Originally Posted by jaygeo1
Hello Forest River Forum,
I would really appreciate comments from Cedar Creek 29RE owners that are towing with a 2011 (or later) Chevy (GMC) 2500HD, 4x4, Ext.Cab, 4.10 rear axle, 18" wheels....and finally ....the 6.0 gasser. We really would like to get the CC 29RE instead of the smaller ultra light FW's. Will this truck work? Tow rating of 14,000 lbs.[/I]
jaygeo1 - The biggest challenge to published tow ratings is that they're generally based on the truck with the fewest options, a 150 pound driver, no passengers and magically without a hitch. On most 3/4 ton trucks, your payload capacity is going to be the biggest challenge.
You should have one or both of these stickers:
The first one tells you what your maximum cargo carrying capacity is; this is useful for estimating. The second one tells you what your gross vehicle weight rating (GVWR) is; this is useful if you go get your truck weighed.
From the cargo carrying capacity number, you then deduct:

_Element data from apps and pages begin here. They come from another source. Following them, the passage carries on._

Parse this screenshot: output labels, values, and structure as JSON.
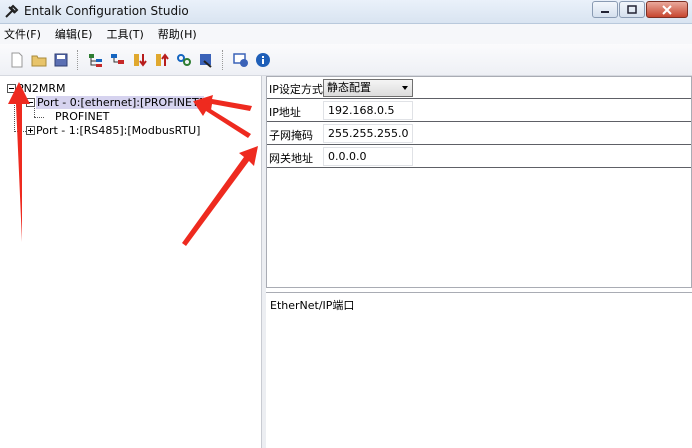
{
  "window": {
    "title": "Entalk Configuration Studio"
  },
  "menu": [
    {
      "label": "文件(F)"
    },
    {
      "label": "编辑(E)"
    },
    {
      "label": "工具(T)"
    },
    {
      "label": "帮助(H)"
    }
  ],
  "toolbar": {
    "icons": [
      "new-file-icon",
      "open-folder-icon",
      "save-icon",
      "tree-add-icon",
      "tree-edit-icon",
      "download-icon",
      "upload-icon",
      "link-icon",
      "tool-icon",
      "monitor-icon",
      "info-icon"
    ]
  },
  "tree": {
    "root": "PN2MRM",
    "port0": "Port - 0:[ethernet]:[PROFINET]",
    "port0_child": "PROFINET",
    "port1": "Port - 1:[RS485]:[ModbusRTU]"
  },
  "properties": {
    "ip_mode_label": "IP设定方式",
    "ip_mode_value": "静态配置",
    "ip_label": "IP地址",
    "ip_value": "192.168.0.5",
    "mask_label": "子网掩码",
    "mask_value": "255.255.255.0",
    "gateway_label": "网关地址",
    "gateway_value": "0.0.0.0"
  },
  "description": {
    "text": "EtherNet/IP端口"
  },
  "colors": {
    "arrow": "#ee2a1f",
    "selection": "#d6d3ef"
  }
}
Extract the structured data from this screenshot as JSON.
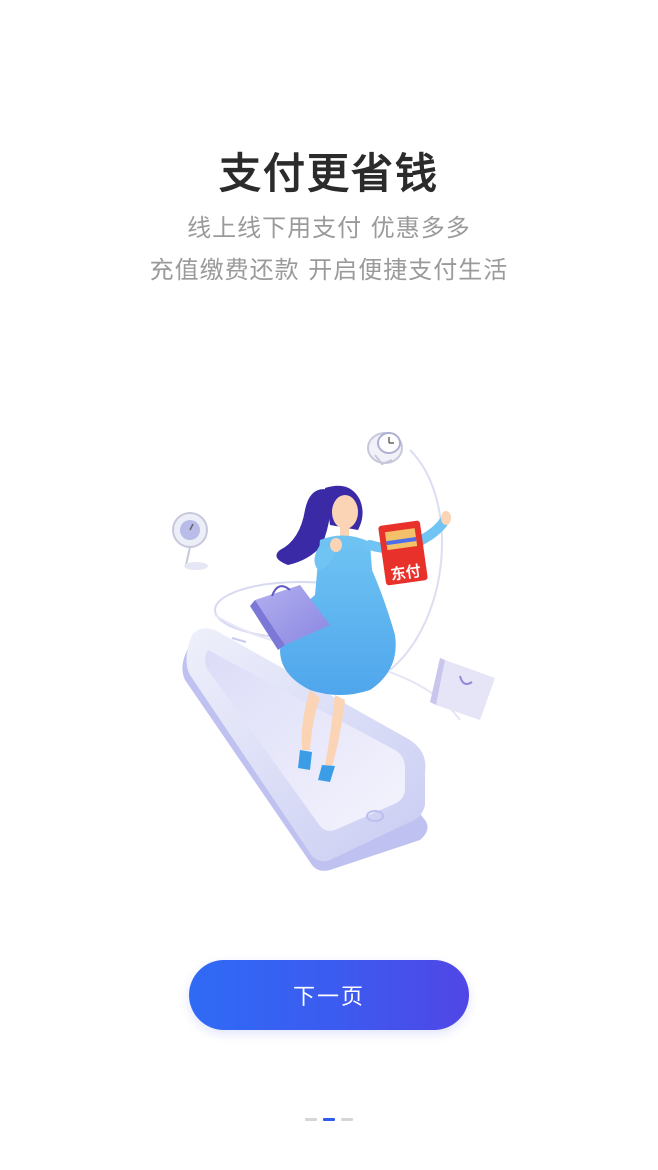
{
  "onboarding": {
    "title": "支付更省钱",
    "subtitle_line1": "线上线下用支付 优惠多多",
    "subtitle_line2": "充值缴费还款 开启便捷支付生活",
    "card_label": "东付",
    "next_button_label": "下一页",
    "page_indicator": {
      "total": 3,
      "active_index": 1
    }
  },
  "colors": {
    "accent": "#2f6af5",
    "accent_end": "#5046e6",
    "title": "#2b2b2b",
    "subtitle": "#9a9a9a",
    "card_red": "#e8312a"
  },
  "illustration": {
    "icons": [
      "clock-icon",
      "location-pin-icon",
      "shopping-bag-icon",
      "payment-card-icon",
      "smartphone-icon"
    ]
  }
}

- how do I put this delicately... "the rest of your driver" (driver's weight minus 150 pounds)
- all passengers
- if kids in infant/child/booster seats, their weights
- anything you carry in the truck (food, snacks, drinks, coolers, firewood, chairs, small chickens, generators, tables, etc.)

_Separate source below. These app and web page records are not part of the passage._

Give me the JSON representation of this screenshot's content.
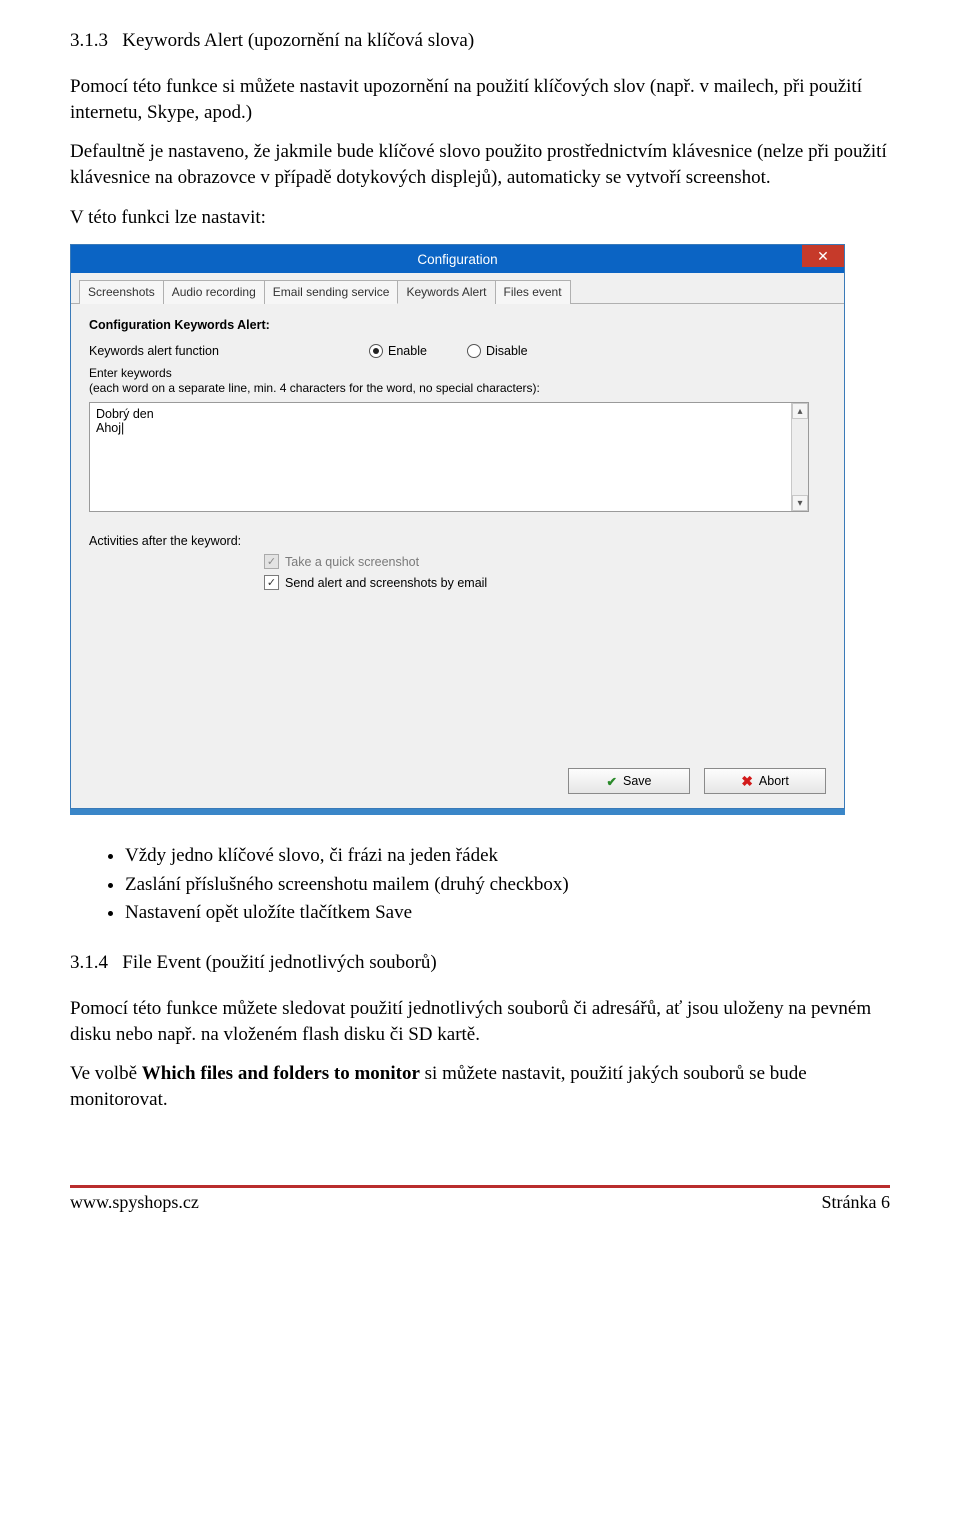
{
  "section_313_number": "3.1.3",
  "section_313_title": "Keywords Alert (upozornění na klíčová slova)",
  "para_313_intro": "Pomocí této funkce si můžete nastavit upozornění na použití klíčových slov (např. v mailech, při použití internetu, Skype, apod.)",
  "para_313_default": "Defaultně je nastaveno, že jakmile bude klíčové slovo použito prostřednictvím klávesnice (nelze při použití klávesnice na obrazovce v případě dotykových displejů), automaticky se vytvoří screenshot.",
  "para_313_canset": "V této funkci lze nastavit:",
  "dialog": {
    "title": "Configuration",
    "close_glyph": "✕",
    "tabs": [
      "Screenshots",
      "Audio recording",
      "Email sending service",
      "Keywords Alert",
      "Files event"
    ],
    "active_tab_index": 3,
    "group_title": "Configuration Keywords Alert:",
    "func_label": "Keywords alert function",
    "radio_enable": "Enable",
    "radio_disable": "Disable",
    "enter_kw_label": "Enter keywords",
    "enter_kw_hint": "(each word on a separate line, min. 4 characters for the word, no special characters):",
    "keywords": [
      "Dobrý den",
      "Ahoj"
    ],
    "activities_label": "Activities after the keyword:",
    "cb_screenshot": "Take a quick screenshot",
    "cb_email": "Send alert and screenshots by email",
    "save_label": "Save",
    "abort_label": "Abort"
  },
  "bullets_313": [
    "Vždy jedno klíčové slovo, či frázi na jeden řádek",
    "Zaslání příslušného screenshotu mailem (druhý checkbox)",
    "Nastavení opět uložíte tlačítkem Save"
  ],
  "section_314_number": "3.1.4",
  "section_314_title": "File Event (použití jednotlivých souborů)",
  "para_314_intro": "Pomocí této funkce můžete sledovat použití jednotlivých souborů či adresářů, ať jsou uloženy na pevném disku nebo např. na vloženém flash disku či SD kartě.",
  "para_314_which_prefix": "Ve volbě ",
  "para_314_which_bold": "Which files and folders to monitor",
  "para_314_which_suffix": " si můžete nastavit, použití jakých souborů se bude monitorovat.",
  "footer_site": "www.spyshops.cz",
  "footer_page": "Stránka 6"
}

- any upgrades you did after the truck was built (running boards, bed covers, bed steps, racks)
- the weight of the hitch itself
What is left over is what you can carry in pin weight from the fifth wheel.
These numbers can be estimated, but it's best to load up your truck like you're going camping (all of your family, all of your stuff, etc.) and then go hit a scale (CAT scale, quarry, dump, etc.). It'll tell you what your true weight is. If you do that, then the 2nd sticker is much more helpful. From that, you can do the simple math of what is the trucks gross weight rating (GVWR) minus what did the truck actually weigh. What's left over is what you get for pin weight.
If you don't have the camper yet, I find it best to estimate the pin weight based on the maximum that the trailer will ever weigh (GVWR or, if it isn't published yet - the unloaded vehicle weight plus the cargo carrying capacity). The "unloaded vehicle weight" (aka "dry weight") is generally fictitious as doesn't include necessities such as propane, battery(ies) or any water you carry on board. Nor does it include anything that you'll put into/onto the camper itself (all of your clothes, towels, toiletries, linens, kitchen supplies, camping gear, etc., etc. and so on). To calculate a fair estimate for pin weight, you normally want to take 20% - 25% of the gross weight. This will give you the highest amount that the pin will ever be. If you can carry that, you can carry the camper when it's holding less.
I can't tell you, YES, that truck is fine. Nor can I tell you, NO WAY, that truck isn't. You need to learn this stuff up above and do the math and then make an educated decision.